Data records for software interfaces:
-------
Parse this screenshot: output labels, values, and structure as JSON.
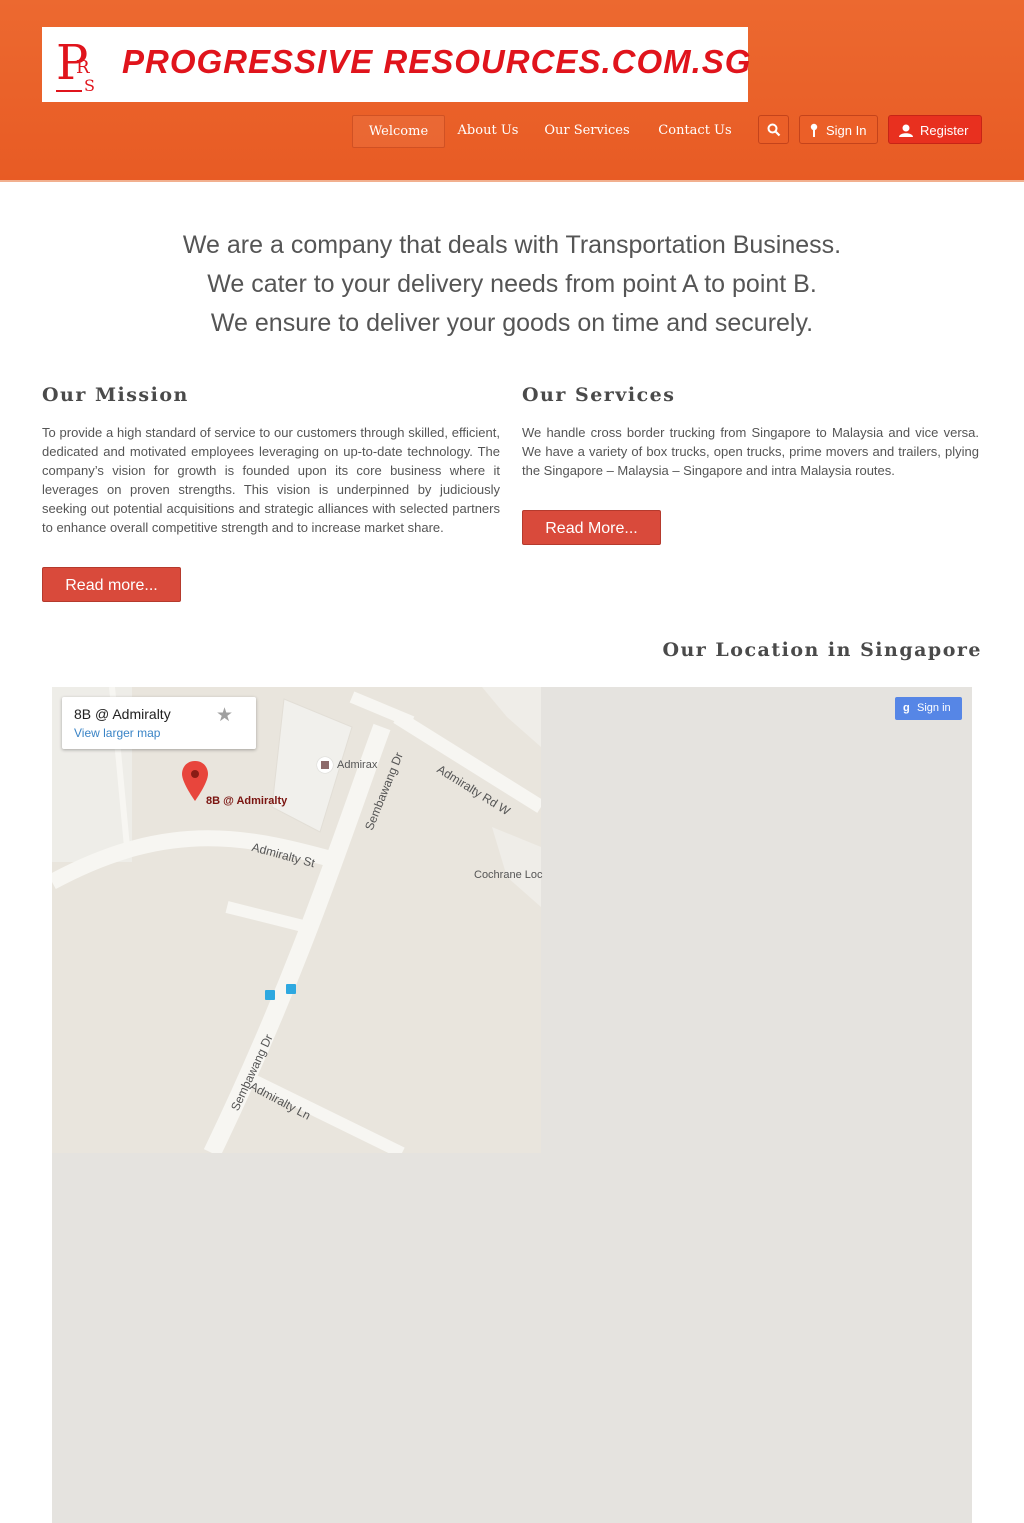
{
  "brand": {
    "logo_text": "PROGRESSIVE RESOURCES.COM.SG",
    "logo_mark": "PRS",
    "colors": {
      "header": "#e95f27",
      "accent": "#e0141c",
      "button": "#d94a3b"
    }
  },
  "nav": {
    "items": [
      "Welcome",
      "About Us",
      "Our Services",
      "Contact Us"
    ],
    "active": "Welcome",
    "search_icon": "search-icon",
    "sign_in": "Sign In",
    "register": "Register"
  },
  "intro": {
    "lines": [
      "We are a company that deals with Transportation Business.",
      "We cater to your delivery needs from point A to point B.",
      "We ensure to deliver your goods on time and securely."
    ]
  },
  "mission": {
    "title": "Our Mission",
    "text": "To provide a high standard of service to our customers through skilled, efficient, dedicated and motivated employees leveraging on up-to-date technology. The company’s vision for growth is founded upon its core business where it leverages on proven strengths. This vision is underpinned by judiciously seeking out potential acquisitions and strategic alliances with selected partners to enhance overall competitive strength and to increase market share.",
    "button": "Read more..."
  },
  "services": {
    "title": "Our Services",
    "text": "We handle cross border trucking from Singapore to Malaysia and vice versa. We have a variety of box trucks, open trucks, prime movers and trailers, plying the Singapore – Malaysia – Singapore and intra Malaysia routes.",
    "button": "Read More..."
  },
  "location": {
    "title": "Our Location in Singapore",
    "map": {
      "place_name": "8B @ Admiralty",
      "larger_map_link": "View larger map",
      "sign_in": "Sign in",
      "labels": {
        "marker": "8B @ Admiralty",
        "admirax": "Admirax",
        "admiralty_rd_w": "Admiralty Rd W",
        "sembawang_dr_top": "Sembawang Dr",
        "admiralty_st": "Admiralty St",
        "cochrane": "Cochrane Loc",
        "sembawang_dr_bottom": "Sembawang Dr",
        "admiralty_ln": "Admiralty Ln"
      }
    }
  }
}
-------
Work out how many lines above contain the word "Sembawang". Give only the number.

• Answer to this exercise
2